‘But by asking basic questions you often find that the answers allow for different interesting applications’, he says.

One example was when they, a few years ago, studied why pigs develop more muscles and less fat than the wild boar. They ended up being able to connect the trait with a certain gene, for the first time. This gene, ZBED6, was previously unknown, but the research team soon discovered that it was unique to the placental mammals, including us humans.

The group will now deepen their studies by disabling the ZBED6 gene in mice. By doing so they hope to clarify the function of the gene in more detail and find out which proteins the gene interacts with. Already they suspect it affects insulin production, nerve cells and the uterus.

‘ZBED6 is a so called transcription factor which means that it regulates many other genes by binding to DNA. Could it be that its development has been important or even necessary for the very successful evolution of mammals?’ says Leif Andersson.

In the same way they will continue with other genes that they have connected with specific functions, for instance the gene which is associated with melanoma in horses, or the gene that enables some horses to tölt and pace, like Icelandic horses. Interestingly enough, the latter gene affects race horses in a different way – it inhibits pacing and favours trotting.

‘That discovery has attracted a lot of interest, since it is directly applicable on race horse breeding.’

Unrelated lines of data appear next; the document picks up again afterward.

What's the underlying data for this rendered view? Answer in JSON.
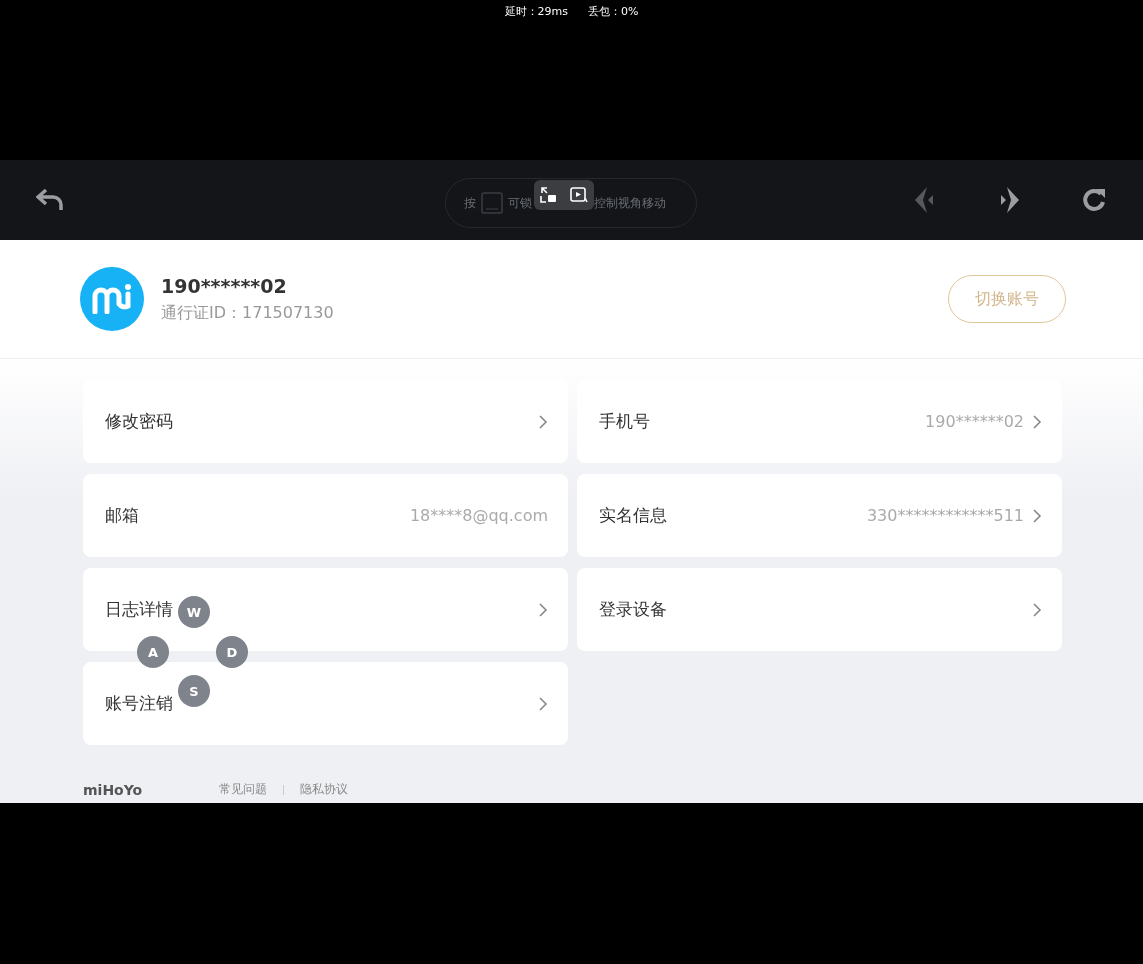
{
  "stream_stats": {
    "latency": "延时：29ms",
    "packet_loss": "丢包：0%"
  },
  "toolbar": {
    "hint_prefix": "按",
    "hint_middle": "可锁",
    "hint_suffix": "控制视角移动"
  },
  "profile": {
    "phone": "190******02",
    "pass_id": "通行证ID：171507130",
    "switch_button": "切换账号"
  },
  "settings": [
    {
      "label": "修改密码",
      "arrow": true
    },
    {
      "label": "手机号",
      "value": "190******02",
      "arrow": true
    },
    {
      "label": "邮箱",
      "value": "18****8@qq.com",
      "arrow": false
    },
    {
      "label": "实名信息",
      "value": "330************511",
      "arrow": true
    },
    {
      "label": "日志详情",
      "arrow": true
    },
    {
      "label": "登录设备",
      "arrow": true
    },
    {
      "label": "账号注销",
      "arrow": true
    }
  ],
  "footer": {
    "logo": "miHoYo",
    "links": [
      "常见问题",
      "隐私协议"
    ]
  },
  "wasd_keys": [
    "W",
    "A",
    "D",
    "S"
  ]
}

The evolutionary development of life on earth, and mammals in particular, really interest him and he notes that this curiosity has led him into new exciting areas. One example is the ZBED6 gene which originates from a parasitic so called ‘jumping’ gene, but ended up in the DNA of mammals about 200 million years ago. A few years back it would have been considered junk DNA.

‘But through one or several mutations it began doing something useful, which meant natural selection could ‘get a hold’ on this DNA sequence and affect its development. Now it seems to be vital for humans and other placental mammals.’

‘When we study the genes closer we often discover several functions, often of medical interest’, says Leif Andersson.